**EXERCISE PROMPT**:
Down to the last word, output the records below, skipping any images.

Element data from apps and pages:
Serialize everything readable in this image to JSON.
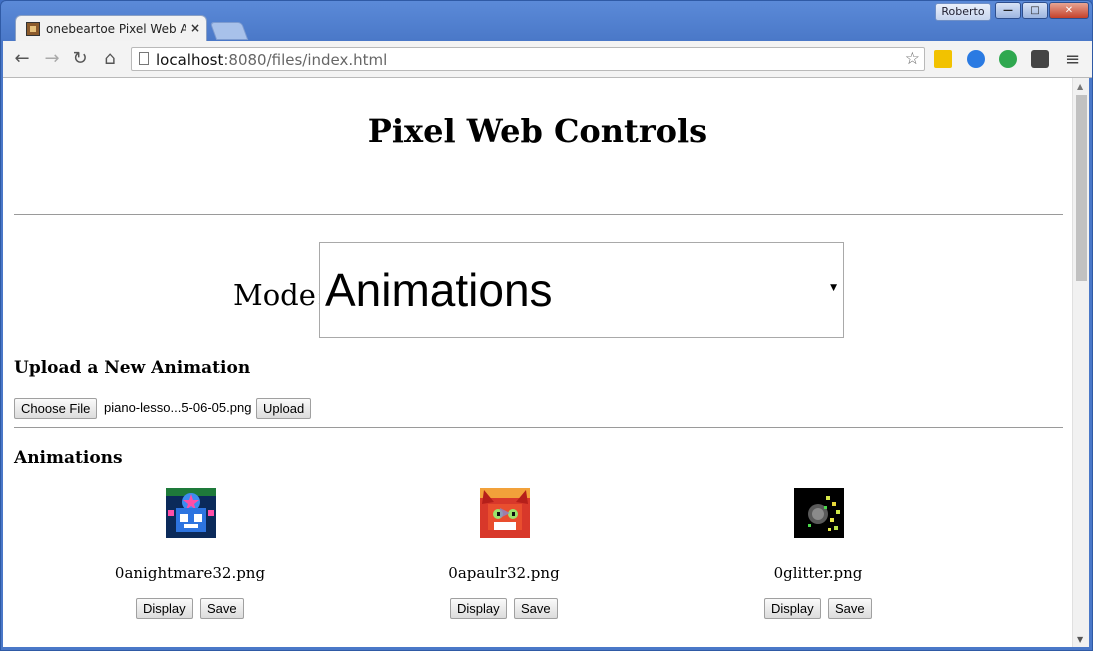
{
  "browser": {
    "tab_title": "onebeartoe Pixel Web App",
    "tab_close": "×",
    "user": "Roberto",
    "url_host": "localhost",
    "url_path": ":8080/files/index.html",
    "window_buttons": {
      "minimize": "—",
      "maximize": "□",
      "close": "✕"
    },
    "nav": {
      "back": "←",
      "forward": "→",
      "reload": "↻",
      "home": "⌂"
    },
    "star": "☆",
    "menu": "≡"
  },
  "page": {
    "title": "Pixel Web Controls",
    "mode_label": "Mode:",
    "mode_value": "Animations",
    "upload": {
      "heading": "Upload a New Animation",
      "choose_button": "Choose File",
      "file_name": "piano-lesso...5-06-05.png",
      "upload_button": "Upload"
    },
    "animations": {
      "heading": "Animations",
      "items": [
        {
          "file": "0anightmare32.png",
          "display": "Display",
          "save": "Save"
        },
        {
          "file": "0apaulr32.png",
          "display": "Display",
          "save": "Save"
        },
        {
          "file": "0glitter.png",
          "display": "Display",
          "save": "Save"
        }
      ]
    }
  },
  "colors": {
    "chrome_blue": "#4a78c8",
    "page_bg": "#ffffff",
    "rule": "#9a9a9a"
  }
}
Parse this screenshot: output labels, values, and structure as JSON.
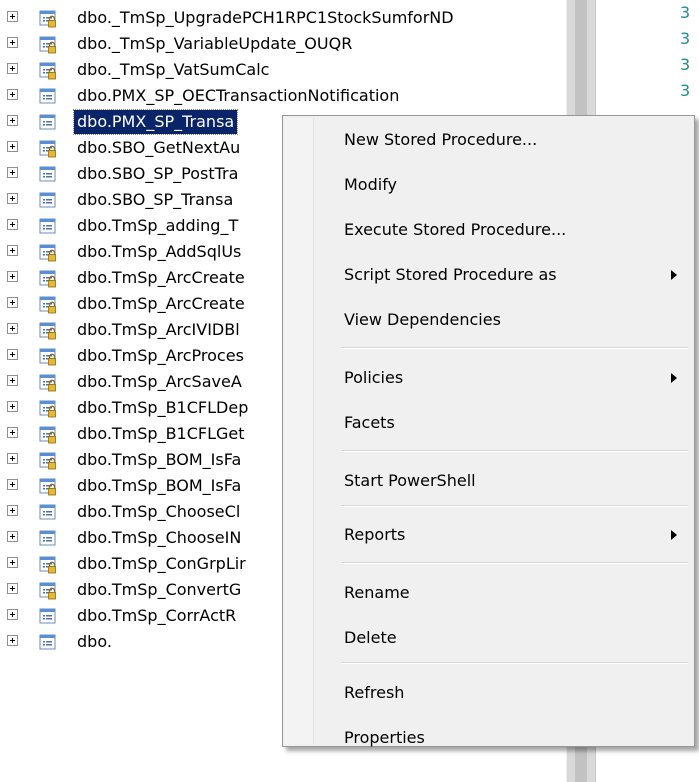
{
  "tree": {
    "rows": [
      {
        "label": "dbo._TmSp_UpgradePCH1RPC1StockSumforND",
        "locked": true
      },
      {
        "label": "dbo._TmSp_VariableUpdate_OUQR",
        "locked": true
      },
      {
        "label": "dbo._TmSp_VatSumCalc",
        "locked": true
      },
      {
        "label": "dbo.PMX_SP_OECTransactionNotification",
        "locked": false
      },
      {
        "label": "dbo.PMX_SP_Transa",
        "locked": false,
        "selected": true
      },
      {
        "label": "dbo.SBO_GetNextAu",
        "locked": true
      },
      {
        "label": "dbo.SBO_SP_PostTra",
        "locked": false
      },
      {
        "label": "dbo.SBO_SP_Transa",
        "locked": false
      },
      {
        "label": "dbo.TmSp_adding_T",
        "locked": false
      },
      {
        "label": "dbo.TmSp_AddSqlUs",
        "locked": true
      },
      {
        "label": "dbo.TmSp_ArcCreate",
        "locked": true
      },
      {
        "label": "dbo.TmSp_ArcCreate",
        "locked": true
      },
      {
        "label": "dbo.TmSp_ArcIVIDBl",
        "locked": true
      },
      {
        "label": "dbo.TmSp_ArcProces",
        "locked": true
      },
      {
        "label": "dbo.TmSp_ArcSaveA",
        "locked": true
      },
      {
        "label": "dbo.TmSp_B1CFLDep",
        "locked": true
      },
      {
        "label": "dbo.TmSp_B1CFLGet",
        "locked": true
      },
      {
        "label": "dbo.TmSp_BOM_IsFa",
        "locked": true
      },
      {
        "label": "dbo.TmSp_BOM_IsFa",
        "locked": true
      },
      {
        "label": "dbo.TmSp_ChooseCl",
        "locked": false
      },
      {
        "label": "dbo.TmSp_ChooseIN",
        "locked": false
      },
      {
        "label": "dbo.TmSp_ConGrpLir",
        "locked": true
      },
      {
        "label": "dbo.TmSp_ConvertG",
        "locked": true
      },
      {
        "label": "dbo.TmSp_CorrActR",
        "locked": false
      },
      {
        "label": "dbo.",
        "locked": false
      }
    ]
  },
  "gutter": {
    "numbers": [
      "3",
      "3",
      "3",
      "3"
    ]
  },
  "context_menu": {
    "items": [
      {
        "label": "New Stored Procedure...",
        "submenu": false
      },
      {
        "label": "Modify",
        "submenu": false
      },
      {
        "label": "Execute Stored Procedure...",
        "submenu": false
      },
      {
        "label": "Script Stored Procedure as",
        "submenu": true
      },
      {
        "label": "View Dependencies",
        "submenu": false
      },
      {
        "label": "Policies",
        "submenu": true
      },
      {
        "label": "Facets",
        "submenu": false
      },
      {
        "label": "Start PowerShell",
        "submenu": false
      },
      {
        "label": "Reports",
        "submenu": true
      },
      {
        "label": "Rename",
        "submenu": false
      },
      {
        "label": "Delete",
        "submenu": false
      },
      {
        "label": "Refresh",
        "submenu": false
      },
      {
        "label": "Properties",
        "submenu": false
      }
    ]
  },
  "colors": {
    "selection": "#0a246a",
    "gutter_text": "#1e8f8f"
  }
}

**FINISHED TASK**:
Serialize everything readable in this image to JSON.
{
  "browser": {
    "tab_title": "onebeartoe Pixel Web App",
    "tab_close": "×",
    "user": "Roberto",
    "url_host": "localhost",
    "url_path": ":8080/files/index.html",
    "window_buttons": {
      "minimize": "—",
      "maximize": "□",
      "close": "✕"
    },
    "nav": {
      "back": "←",
      "forward": "→",
      "reload": "↻",
      "home": "⌂"
    },
    "star": "☆",
    "menu": "≡"
  },
  "page": {
    "title": "Pixel Web Controls",
    "mode_label": "Mode:",
    "mode_value": "Animations",
    "upload": {
      "heading": "Upload a New Animation",
      "choose_button": "Choose File",
      "file_name": "piano-lesso...5-06-05.png",
      "upload_button": "Upload"
    },
    "animations": {
      "heading": "Animations",
      "items": [
        {
          "file": "0anightmare32.png",
          "display": "Display",
          "save": "Save"
        },
        {
          "file": "0apaulr32.png",
          "display": "Display",
          "save": "Save"
        },
        {
          "file": "0glitter.png",
          "display": "Display",
          "save": "Save"
        }
      ]
    }
  },
  "colors": {
    "chrome_blue": "#4a78c8",
    "page_bg": "#ffffff",
    "rule": "#9a9a9a"
  }
}
Parse this screenshot: output labels, values, and structure as JSON.
{
  "tree": {
    "rows": [
      {
        "label": "dbo._TmSp_UpgradePCH1RPC1StockSumforND",
        "locked": true
      },
      {
        "label": "dbo._TmSp_VariableUpdate_OUQR",
        "locked": true
      },
      {
        "label": "dbo._TmSp_VatSumCalc",
        "locked": true
      },
      {
        "label": "dbo.PMX_SP_OECTransactionNotification",
        "locked": false
      },
      {
        "label": "dbo.PMX_SP_Transa",
        "locked": false,
        "selected": true
      },
      {
        "label": "dbo.SBO_GetNextAu",
        "locked": true
      },
      {
        "label": "dbo.SBO_SP_PostTra",
        "locked": false
      },
      {
        "label": "dbo.SBO_SP_Transa",
        "locked": false
      },
      {
        "label": "dbo.TmSp_adding_T",
        "locked": false
      },
      {
        "label": "dbo.TmSp_AddSqlUs",
        "locked": true
      },
      {
        "label": "dbo.TmSp_ArcCreate",
        "locked": true
      },
      {
        "label": "dbo.TmSp_ArcCreate",
        "locked": true
      },
      {
        "label": "dbo.TmSp_ArcIVIDBl",
        "locked": true
      },
      {
        "label": "dbo.TmSp_ArcProces",
        "locked": true
      },
      {
        "label": "dbo.TmSp_ArcSaveA",
        "locked": true
      },
      {
        "label": "dbo.TmSp_B1CFLDep",
        "locked": true
      },
      {
        "label": "dbo.TmSp_B1CFLGet",
        "locked": true
      },
      {
        "label": "dbo.TmSp_BOM_IsFa",
        "locked": true
      },
      {
        "label": "dbo.TmSp_BOM_IsFa",
        "locked": true
      },
      {
        "label": "dbo.TmSp_ChooseCl",
        "locked": false
      },
      {
        "label": "dbo.TmSp_ChooseIN",
        "locked": false
      },
      {
        "label": "dbo.TmSp_ConGrpLir",
        "locked": true
      },
      {
        "label": "dbo.TmSp_ConvertG",
        "locked": true
      },
      {
        "label": "dbo.TmSp_CorrActR",
        "locked": false
      },
      {
        "label": "dbo.",
        "locked": false
      }
    ]
  },
  "gutter": {
    "numbers": [
      "3",
      "3",
      "3",
      "3"
    ]
  },
  "context_menu": {
    "items": [
      {
        "label": "New Stored Procedure...",
        "submenu": false
      },
      {
        "label": "Modify",
        "submenu": false
      },
      {
        "label": "Execute Stored Procedure...",
        "submenu": false
      },
      {
        "label": "Script Stored Procedure as",
        "submenu": true
      },
      {
        "label": "View Dependencies",
        "submenu": false
      },
      {
        "label": "Policies",
        "submenu": true
      },
      {
        "label": "Facets",
        "submenu": false
      },
      {
        "label": "Start PowerShell",
        "submenu": false
      },
      {
        "label": "Reports",
        "submenu": true
      },
      {
        "label": "Rename",
        "submenu": false
      },
      {
        "label": "Delete",
        "submenu": false
      },
      {
        "label": "Refresh",
        "submenu": false
      },
      {
        "label": "Properties",
        "submenu": false
      }
    ]
  },
  "colors": {
    "selection": "#0a246a",
    "gutter_text": "#1e8f8f"
  }
}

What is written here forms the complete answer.